Website and app data records:
= Beginning of Section =

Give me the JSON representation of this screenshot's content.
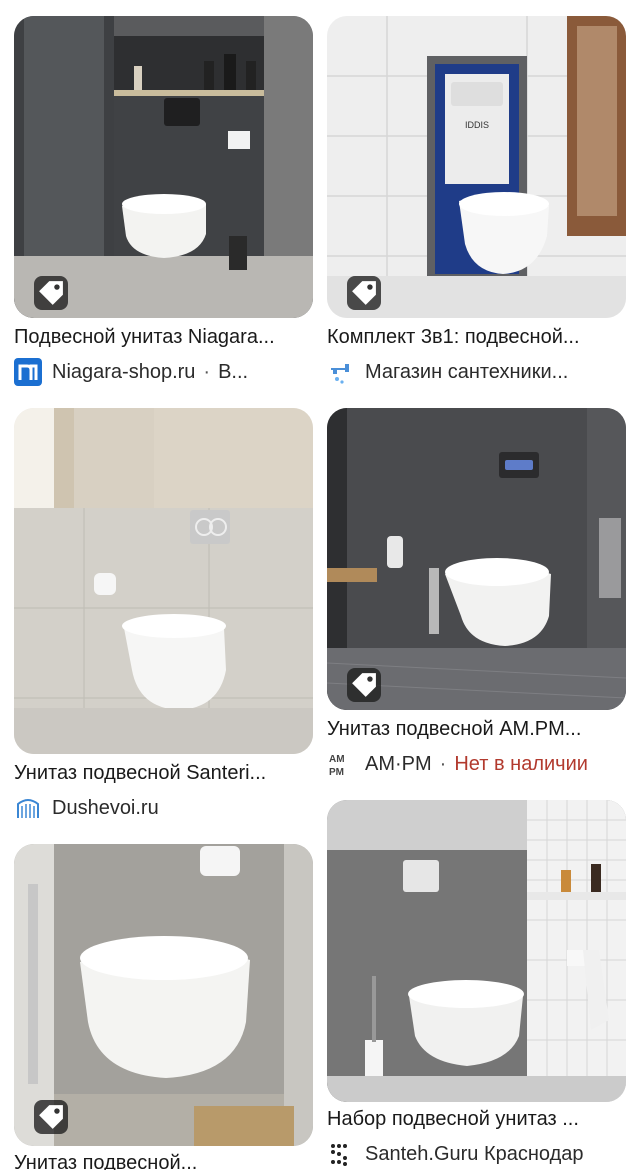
{
  "results": [
    {
      "title": "Подвесной унитаз Niagara...",
      "source": "Niagara-shop.ru",
      "extra": "В...",
      "logo": "niagara-logo"
    },
    {
      "title": "Комплект 3в1: подвесной...",
      "source": "Магазин сантехники...",
      "logo": "faucet-logo"
    },
    {
      "title": "Унитаз подвесной Santeri...",
      "source": "Dushevoi.ru",
      "logo": "dushevoi-logo"
    },
    {
      "title": "Унитаз подвесной AM.PM...",
      "source": "AM·PM",
      "status": "Нет в наличии",
      "logo": "ampm-logo"
    },
    {
      "title": "Унитаз подвесной...",
      "logo": "none"
    },
    {
      "title": "Набор подвесной унитаз ...",
      "source": "Santeh.Guru Краснодар",
      "logo": "santeh-logo"
    }
  ],
  "thumb_texts": {
    "frame_brand": "IDDIS"
  },
  "colors": {
    "status_out_of_stock": "#b23a2e",
    "tag_bg": "#1e1e1e",
    "niagara_blue": "#1b6fd1"
  }
}
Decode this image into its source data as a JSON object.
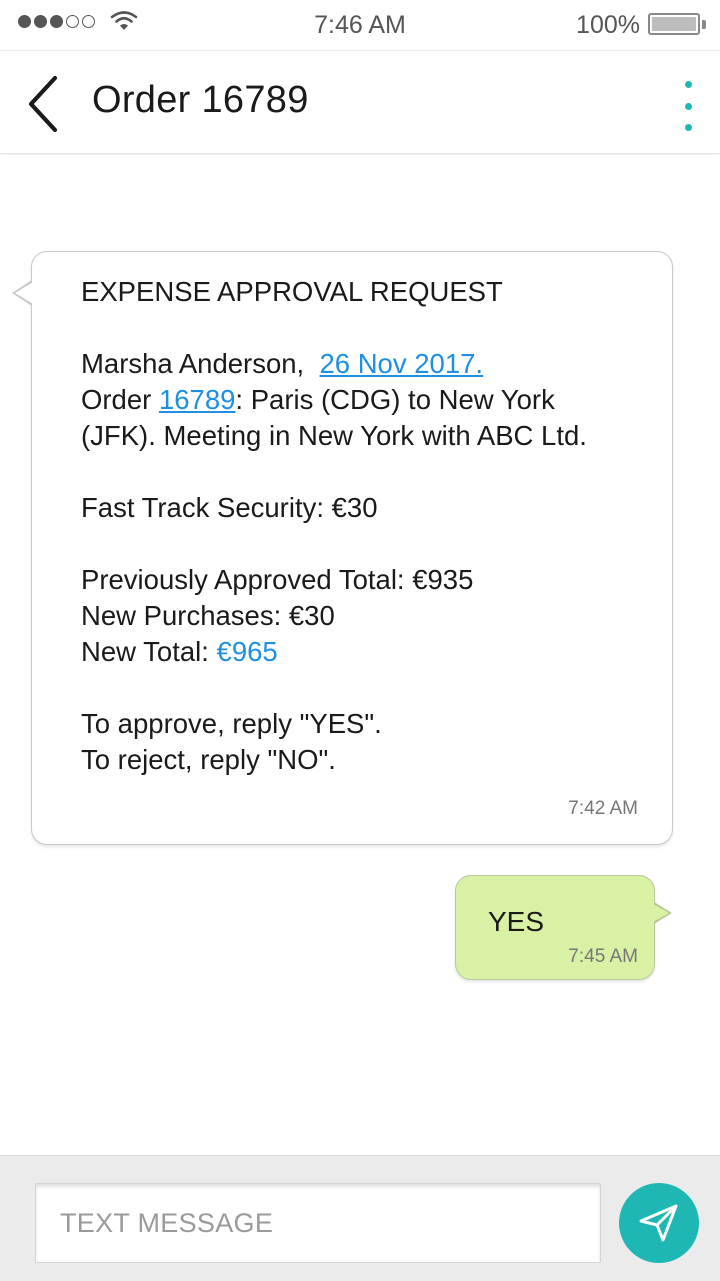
{
  "status_bar": {
    "time": "7:46 AM",
    "battery_percent": "100%",
    "signal_filled": 3,
    "signal_total": 5
  },
  "header": {
    "title": "Order 16789",
    "back_icon": "chevron-left-icon",
    "menu_icon": "more-vertical-icon"
  },
  "incoming_message": {
    "heading": "EXPENSE APPROVAL REQUEST",
    "name": "Marsha Anderson,",
    "date_link": "26 Nov 2017. ",
    "order_prefix": "Order ",
    "order_link": "16789",
    "order_rest": ": Paris (CDG) to New York",
    "meeting": "(JFK). Meeting in New York with ABC Ltd.",
    "fast_track": "Fast Track Security: €30",
    "previously_approved": "Previously Approved Total: €935",
    "new_purchases": "New Purchases: €30",
    "new_total_label": "New Total: ",
    "new_total_value": "€965",
    "approve_instruction": "To approve, reply \"YES\".",
    "reject_instruction": "To reject, reply \"NO\".",
    "timestamp": "7:42 AM"
  },
  "outgoing_message": {
    "text": "YES",
    "timestamp": "7:45 AM"
  },
  "composer": {
    "placeholder": "TEXT MESSAGE",
    "send_icon": "send-icon"
  },
  "colors": {
    "accent": "#1fb7b3",
    "link": "#1e8fe1",
    "outgoing_bubble": "#d8f1a4"
  }
}
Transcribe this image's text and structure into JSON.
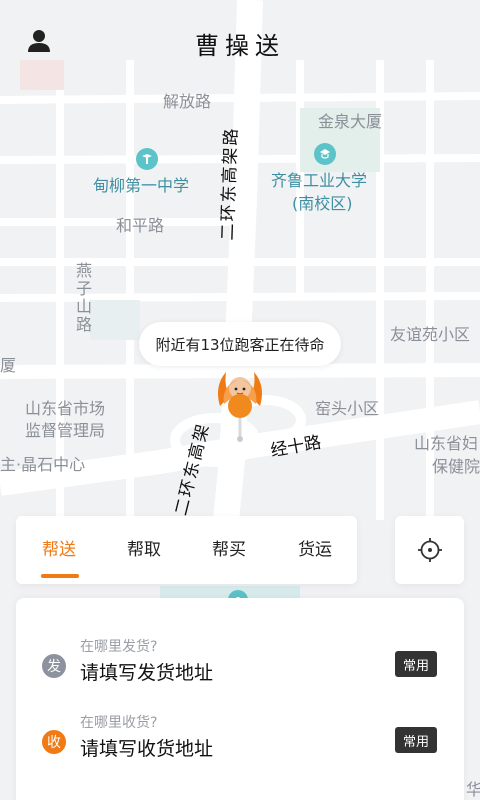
{
  "app": {
    "title": "曹操送"
  },
  "map": {
    "labels": {
      "jiefang_road": "解放路",
      "jinquan_mansion": "金泉大厦",
      "dianliu_school": "甸柳第一中学",
      "qilu_univ": "齐鲁工业大学",
      "qilu_univ_south": "(南校区)",
      "heping_road": "和平路",
      "erhuan_east_elevated": "二环东高架路",
      "yanzishan_road": "燕子山路",
      "youyiyuan": "友谊苑小区",
      "xia": "厦",
      "shandong_market": "山东省市场",
      "supervision_bureau": "监督管理局",
      "yaotou": "窑头小区",
      "jingshi_road": "经十路",
      "shandong_health_1": "山东省妇",
      "shandong_health_2": "保健院",
      "jingshi_center": "主·晶石中心",
      "erhuan_east_elevated_2": "二环东高架",
      "bottom_hua": "华"
    }
  },
  "rider": {
    "nearby_text": "附近有13位跑客正在待命"
  },
  "tabs": [
    {
      "label": "帮送"
    },
    {
      "label": "帮取"
    },
    {
      "label": "帮买"
    },
    {
      "label": "货运"
    }
  ],
  "address": {
    "send": {
      "badge": "发",
      "hint": "在哪里发货?",
      "placeholder": "请填写发货地址",
      "common": "常用"
    },
    "receive": {
      "badge": "收",
      "hint": "在哪里收货?",
      "placeholder": "请填写收货地址",
      "common": "常用"
    }
  },
  "colors": {
    "accent": "#f07a14",
    "poi": "#5cc3c9"
  },
  "icons": {
    "user": "user-icon",
    "locate": "crosshair-icon",
    "poi": "school-icon"
  }
}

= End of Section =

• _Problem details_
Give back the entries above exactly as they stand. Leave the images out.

• _Expected output_
Give me the JSON representation of this screenshot's content.
{
  "results": [
    {
      "title": "Подвесной унитаз Niagara...",
      "source": "Niagara-shop.ru",
      "extra": "В...",
      "logo": "niagara-logo"
    },
    {
      "title": "Комплект 3в1: подвесной...",
      "source": "Магазин сантехники...",
      "logo": "faucet-logo"
    },
    {
      "title": "Унитаз подвесной Santeri...",
      "source": "Dushevoi.ru",
      "logo": "dushevoi-logo"
    },
    {
      "title": "Унитаз подвесной AM.PM...",
      "source": "AM·PM",
      "status": "Нет в наличии",
      "logo": "ampm-logo"
    },
    {
      "title": "Унитаз подвесной...",
      "logo": "none"
    },
    {
      "title": "Набор подвесной унитаз ...",
      "source": "Santeh.Guru Краснодар",
      "logo": "santeh-logo"
    }
  ],
  "thumb_texts": {
    "frame_brand": "IDDIS"
  },
  "colors": {
    "status_out_of_stock": "#b23a2e",
    "tag_bg": "#1e1e1e",
    "niagara_blue": "#1b6fd1"
  }
}
Decode this image into its source data as a JSON object.
{
  "status_bar": {
    "time": "7:46 AM",
    "battery_percent": "100%",
    "signal_filled": 3,
    "signal_total": 5
  },
  "header": {
    "title": "Order 16789",
    "back_icon": "chevron-left-icon",
    "menu_icon": "more-vertical-icon"
  },
  "incoming_message": {
    "heading": "EXPENSE APPROVAL REQUEST",
    "name": "Marsha Anderson,",
    "date_link": "26 Nov 2017. ",
    "order_prefix": "Order ",
    "order_link": "16789",
    "order_rest": ": Paris (CDG) to New York",
    "meeting": "(JFK). Meeting in New York with ABC Ltd.",
    "fast_track": "Fast Track Security: €30",
    "previously_approved": "Previously Approved Total: €935",
    "new_purchases": "New Purchases: €30",
    "new_total_label": "New Total: ",
    "new_total_value": "€965",
    "approve_instruction": "To approve, reply \"YES\".",
    "reject_instruction": "To reject, reply \"NO\".",
    "timestamp": "7:42 AM"
  },
  "outgoing_message": {
    "text": "YES",
    "timestamp": "7:45 AM"
  },
  "composer": {
    "placeholder": "TEXT MESSAGE",
    "send_icon": "send-icon"
  },
  "colors": {
    "accent": "#1fb7b3",
    "link": "#1e8fe1",
    "outgoing_bubble": "#d8f1a4"
  }
}
Transcribe this image's text and structure into JSON.
{
  "app": {
    "title": "曹操送"
  },
  "map": {
    "labels": {
      "jiefang_road": "解放路",
      "jinquan_mansion": "金泉大厦",
      "dianliu_school": "甸柳第一中学",
      "qilu_univ": "齐鲁工业大学",
      "qilu_univ_south": "(南校区)",
      "heping_road": "和平路",
      "erhuan_east_elevated": "二环东高架路",
      "yanzishan_road": "燕子山路",
      "youyiyuan": "友谊苑小区",
      "xia": "厦",
      "shandong_market": "山东省市场",
      "supervision_bureau": "监督管理局",
      "yaotou": "窑头小区",
      "jingshi_road": "经十路",
      "shandong_health_1": "山东省妇",
      "shandong_health_2": "保健院",
      "jingshi_center": "主·晶石中心",
      "erhuan_east_elevated_2": "二环东高架",
      "bottom_hua": "华"
    }
  },
  "rider": {
    "nearby_text": "附近有13位跑客正在待命"
  },
  "tabs": [
    {
      "label": "帮送"
    },
    {
      "label": "帮取"
    },
    {
      "label": "帮买"
    },
    {
      "label": "货运"
    }
  ],
  "address": {
    "send": {
      "badge": "发",
      "hint": "在哪里发货?",
      "placeholder": "请填写发货地址",
      "common": "常用"
    },
    "receive": {
      "badge": "收",
      "hint": "在哪里收货?",
      "placeholder": "请填写收货地址",
      "common": "常用"
    }
  },
  "colors": {
    "accent": "#f07a14",
    "poi": "#5cc3c9"
  },
  "icons": {
    "user": "user-icon",
    "locate": "crosshair-icon",
    "poi": "school-icon"
  }
}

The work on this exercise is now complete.